Saturday, 23 February, 2002, 04:51 GMT
Keeping curlers cool and calm
BBC Sport Online's Anna Thompson talks mind games with sport psychologist Peter Clarke
While everyone was twitching nervously as Rhona Martin prepared to unleash the final curling stone, Peter Clarke was confident Great Britain would win Olympic gold.
He was pleased and proud to see the skip looking so focused and composed.
Martin did not let him down as she delivered the perfect stone to clinch Britain's first Winter Olympic gold for 18 years.
Clarke has been working with Martin for five years and he was the first sport psychologist to be employed by a national curling team.
Other countries have since followed suit as they realised the positives from employing an expert who can toughen up the players mentally.
Clarke, who lectures at the Scottish School of Sport Studies at Strathclyde University, told BBC Sport Online: "Curling is such a mentally draining sport. I have taught the girls about concentration, pressure, how to cope if they are feeling a bit anxious.
"Normally I'm allowed to talk to the girls during a game but under International Olympic Committee rules I was only able to talk to them before and after the final."
He is also a qualified psychotherapist and the women use him as a sounding board if they are feeling homesick or upset as they often spend months away from home.
Clarke, who was born in Liverpool but has lived north of the border for 32 years, said: "There has been a lot of bad press about sport psychologists but I think the way the girls prepared was a tribute to the science."
And the curling team were full of praise for Clarke.
Martin said: "I was able to shut out all the noise in the final. I wasn't even aware when Mitt Romney, president of the Salt Lake Organising Committee, made a speech during a break in the game.
"The only time I did hear the crowd was during the match with the USA. It was hard not to hear them because they were cheering for their team so loudly.
"We would like to thank Peter for all the work he has done. It is difficult to concentrate on every stone in a match which lasts more than two hours."
Lead player Janice Rankin was a former pupil of Clarke's at Strathclyle.
She said: "It was funny when Rhona first mentioned him because I thought 'oh no it's my old lecturer!'
"But Peter's fantastic and it's great to work with him."
Clarke's work is becoming more and more well known.
He is employed by Premier League clubs and the Scottish national hockey team as well as athletes, tennis players and golfers.

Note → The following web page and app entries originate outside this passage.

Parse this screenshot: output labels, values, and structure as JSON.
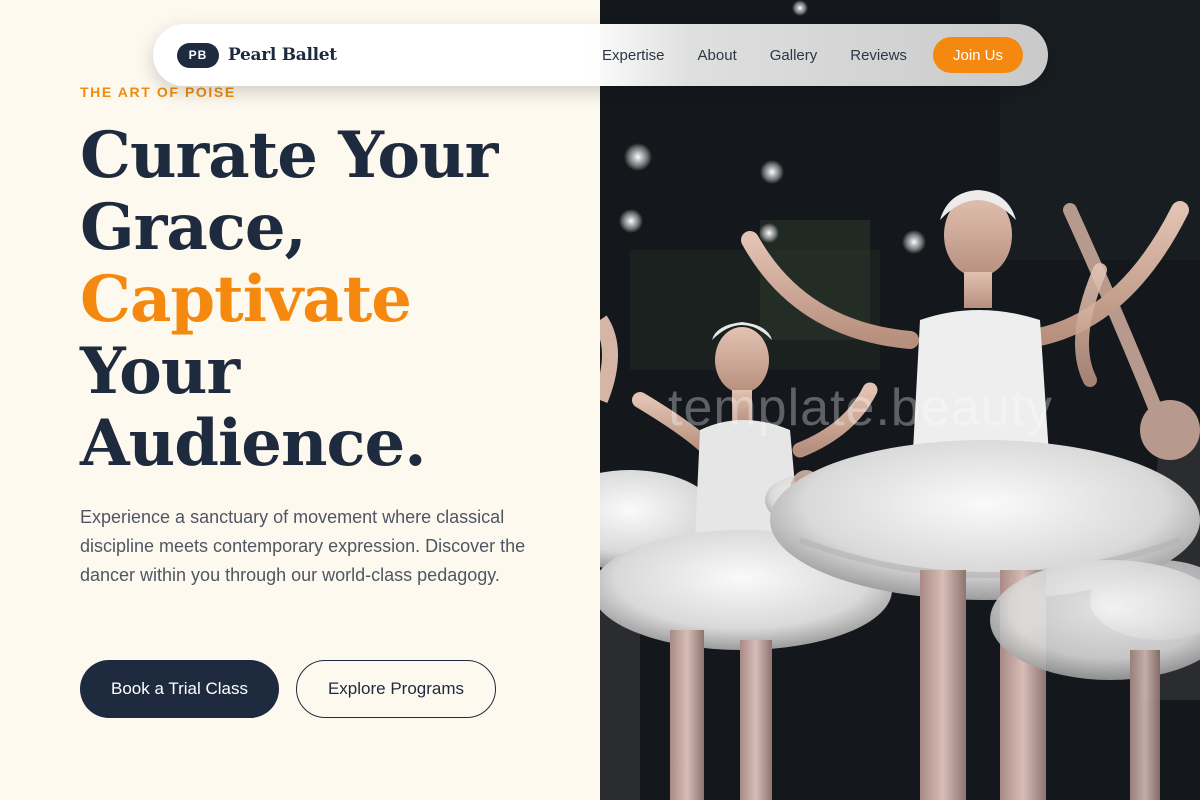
{
  "brand": {
    "badge": "PB",
    "name": "Pearl Ballet"
  },
  "nav": {
    "links": [
      "Expertise",
      "About",
      "Gallery",
      "Reviews"
    ],
    "cta": "Join Us"
  },
  "hero": {
    "eyebrow": "THE ART OF POISE",
    "headline": {
      "line1": "Curate Your",
      "line2": "Grace,",
      "line3_accent": "Captivate",
      "line4": "Your",
      "line5": "Audience."
    },
    "lede": "Experience a sanctuary of movement where classical discipline meets contemporary expression. Discover the dancer within you through our world-class pedagogy.",
    "primary_cta": "Book a Trial Class",
    "secondary_cta": "Explore Programs",
    "watermark": "template.beauty"
  },
  "colors": {
    "navy": "#1e2a3e",
    "accent": "#f5890f",
    "cream": "#fdf9ee"
  }
}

But his biggest challenge will be to gear the curling team up for their next event - the Scottish Championships - beginning on 5 March.
Martin added: "I haven't really given them a thought at the moment."
Other top Curling stories:
Links to more Curling stories are at the foot of the page.
Links to more Curling stories